WORK TO BE COMPLETED:
For the listing below, count the lines that contain "calories" and report only the number.

EXERCISE MATERIAL:
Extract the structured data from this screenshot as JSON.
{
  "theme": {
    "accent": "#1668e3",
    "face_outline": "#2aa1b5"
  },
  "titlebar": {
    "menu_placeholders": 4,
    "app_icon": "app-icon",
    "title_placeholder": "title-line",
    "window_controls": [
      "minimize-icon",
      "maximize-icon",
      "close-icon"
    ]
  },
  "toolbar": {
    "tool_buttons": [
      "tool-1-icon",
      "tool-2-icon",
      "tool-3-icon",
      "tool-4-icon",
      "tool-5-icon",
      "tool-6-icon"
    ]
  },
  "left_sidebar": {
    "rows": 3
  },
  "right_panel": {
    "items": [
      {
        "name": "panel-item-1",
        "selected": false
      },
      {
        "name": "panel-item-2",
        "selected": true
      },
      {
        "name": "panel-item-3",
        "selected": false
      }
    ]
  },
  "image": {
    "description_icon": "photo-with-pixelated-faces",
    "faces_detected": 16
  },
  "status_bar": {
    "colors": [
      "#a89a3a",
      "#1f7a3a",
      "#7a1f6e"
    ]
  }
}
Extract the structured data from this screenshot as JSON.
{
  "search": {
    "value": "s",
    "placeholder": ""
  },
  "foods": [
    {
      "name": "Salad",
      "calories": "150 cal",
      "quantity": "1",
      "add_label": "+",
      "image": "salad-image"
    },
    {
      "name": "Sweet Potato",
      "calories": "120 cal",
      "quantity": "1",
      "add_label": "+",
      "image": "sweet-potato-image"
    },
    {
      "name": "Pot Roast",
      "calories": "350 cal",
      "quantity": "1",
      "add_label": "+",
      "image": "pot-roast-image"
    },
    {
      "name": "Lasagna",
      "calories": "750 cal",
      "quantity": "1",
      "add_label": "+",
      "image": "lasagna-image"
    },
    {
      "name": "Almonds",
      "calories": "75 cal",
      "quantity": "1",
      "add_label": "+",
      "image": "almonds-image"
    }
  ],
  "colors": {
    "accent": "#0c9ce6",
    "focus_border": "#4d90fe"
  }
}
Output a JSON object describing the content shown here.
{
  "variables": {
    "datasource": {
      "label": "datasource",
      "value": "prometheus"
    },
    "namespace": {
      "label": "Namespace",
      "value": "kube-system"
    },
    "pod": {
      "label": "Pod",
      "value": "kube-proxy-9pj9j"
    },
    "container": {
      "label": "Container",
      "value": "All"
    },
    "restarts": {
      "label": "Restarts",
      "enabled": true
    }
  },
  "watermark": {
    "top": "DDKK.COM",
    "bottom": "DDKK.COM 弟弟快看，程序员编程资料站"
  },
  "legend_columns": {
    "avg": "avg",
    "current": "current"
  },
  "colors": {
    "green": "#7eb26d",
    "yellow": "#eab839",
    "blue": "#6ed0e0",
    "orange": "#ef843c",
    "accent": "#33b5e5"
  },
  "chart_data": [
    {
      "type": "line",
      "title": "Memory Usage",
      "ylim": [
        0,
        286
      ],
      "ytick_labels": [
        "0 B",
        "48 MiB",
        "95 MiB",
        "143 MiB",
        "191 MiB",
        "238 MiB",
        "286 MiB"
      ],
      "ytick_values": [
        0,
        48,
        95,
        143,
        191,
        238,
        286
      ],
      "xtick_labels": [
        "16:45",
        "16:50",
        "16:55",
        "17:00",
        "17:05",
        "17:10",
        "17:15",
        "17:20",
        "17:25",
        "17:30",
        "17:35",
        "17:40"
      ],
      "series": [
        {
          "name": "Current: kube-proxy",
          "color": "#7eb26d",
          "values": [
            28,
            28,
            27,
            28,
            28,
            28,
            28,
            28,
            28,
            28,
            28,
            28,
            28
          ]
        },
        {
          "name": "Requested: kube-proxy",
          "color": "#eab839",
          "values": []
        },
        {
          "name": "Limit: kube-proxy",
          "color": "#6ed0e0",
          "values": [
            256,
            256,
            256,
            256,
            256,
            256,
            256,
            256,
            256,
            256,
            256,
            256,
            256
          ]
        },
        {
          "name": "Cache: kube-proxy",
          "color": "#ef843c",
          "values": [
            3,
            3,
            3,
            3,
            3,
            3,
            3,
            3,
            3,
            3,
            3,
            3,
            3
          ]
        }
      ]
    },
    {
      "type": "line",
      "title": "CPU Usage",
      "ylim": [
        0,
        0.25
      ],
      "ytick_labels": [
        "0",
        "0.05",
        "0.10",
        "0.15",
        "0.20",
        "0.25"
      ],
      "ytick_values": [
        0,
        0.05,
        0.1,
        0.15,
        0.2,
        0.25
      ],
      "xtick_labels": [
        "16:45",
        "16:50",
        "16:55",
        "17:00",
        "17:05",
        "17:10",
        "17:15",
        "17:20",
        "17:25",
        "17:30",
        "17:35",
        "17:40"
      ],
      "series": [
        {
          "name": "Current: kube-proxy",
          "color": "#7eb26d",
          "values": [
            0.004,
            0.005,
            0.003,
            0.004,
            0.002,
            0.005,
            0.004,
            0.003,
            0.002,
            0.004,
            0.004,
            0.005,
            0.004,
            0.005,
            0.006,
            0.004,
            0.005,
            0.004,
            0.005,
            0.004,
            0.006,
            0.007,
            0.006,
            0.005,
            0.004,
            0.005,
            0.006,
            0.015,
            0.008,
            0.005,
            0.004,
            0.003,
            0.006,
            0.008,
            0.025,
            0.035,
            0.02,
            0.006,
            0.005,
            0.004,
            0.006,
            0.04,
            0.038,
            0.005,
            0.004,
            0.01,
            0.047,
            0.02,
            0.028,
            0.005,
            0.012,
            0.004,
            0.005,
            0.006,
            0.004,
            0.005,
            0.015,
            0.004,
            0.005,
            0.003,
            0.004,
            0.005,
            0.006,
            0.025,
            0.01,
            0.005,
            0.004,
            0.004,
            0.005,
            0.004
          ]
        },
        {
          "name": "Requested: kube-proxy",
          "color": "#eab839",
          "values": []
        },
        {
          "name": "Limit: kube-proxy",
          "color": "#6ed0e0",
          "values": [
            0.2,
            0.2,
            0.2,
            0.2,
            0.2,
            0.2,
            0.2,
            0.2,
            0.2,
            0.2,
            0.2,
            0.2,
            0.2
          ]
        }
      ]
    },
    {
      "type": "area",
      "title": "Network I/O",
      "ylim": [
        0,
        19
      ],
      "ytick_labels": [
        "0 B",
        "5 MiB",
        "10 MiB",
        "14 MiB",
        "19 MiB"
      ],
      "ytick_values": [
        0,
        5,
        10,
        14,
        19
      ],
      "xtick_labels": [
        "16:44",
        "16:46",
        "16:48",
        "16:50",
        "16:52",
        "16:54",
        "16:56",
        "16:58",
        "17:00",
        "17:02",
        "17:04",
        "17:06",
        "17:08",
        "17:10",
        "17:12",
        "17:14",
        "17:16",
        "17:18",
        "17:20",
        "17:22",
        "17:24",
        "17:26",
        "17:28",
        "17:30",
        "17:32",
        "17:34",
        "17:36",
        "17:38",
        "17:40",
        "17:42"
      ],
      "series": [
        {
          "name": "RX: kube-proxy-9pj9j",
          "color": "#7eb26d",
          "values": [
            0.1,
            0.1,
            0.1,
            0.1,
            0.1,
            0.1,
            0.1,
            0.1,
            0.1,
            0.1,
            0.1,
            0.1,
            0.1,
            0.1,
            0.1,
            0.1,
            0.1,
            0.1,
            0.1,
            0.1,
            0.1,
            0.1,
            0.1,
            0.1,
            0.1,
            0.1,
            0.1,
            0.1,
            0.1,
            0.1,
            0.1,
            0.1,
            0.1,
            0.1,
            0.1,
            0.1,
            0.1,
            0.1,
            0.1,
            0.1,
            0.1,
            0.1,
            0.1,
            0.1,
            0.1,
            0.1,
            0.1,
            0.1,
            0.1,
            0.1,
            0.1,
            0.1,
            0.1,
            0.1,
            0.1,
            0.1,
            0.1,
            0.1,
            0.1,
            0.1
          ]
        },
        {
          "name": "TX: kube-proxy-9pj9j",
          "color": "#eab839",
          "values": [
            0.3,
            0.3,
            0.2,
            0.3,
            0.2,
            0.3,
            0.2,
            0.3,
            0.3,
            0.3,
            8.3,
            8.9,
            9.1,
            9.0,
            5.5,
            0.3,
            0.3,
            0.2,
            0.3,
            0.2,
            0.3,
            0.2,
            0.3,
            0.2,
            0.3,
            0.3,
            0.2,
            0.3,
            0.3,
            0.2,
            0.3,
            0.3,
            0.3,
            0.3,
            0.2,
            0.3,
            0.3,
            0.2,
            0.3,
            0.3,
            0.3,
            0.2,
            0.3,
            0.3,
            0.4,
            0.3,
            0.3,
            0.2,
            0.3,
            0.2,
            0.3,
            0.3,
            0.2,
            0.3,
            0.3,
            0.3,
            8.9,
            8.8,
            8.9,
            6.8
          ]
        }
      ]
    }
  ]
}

FINAL ANSWER:
5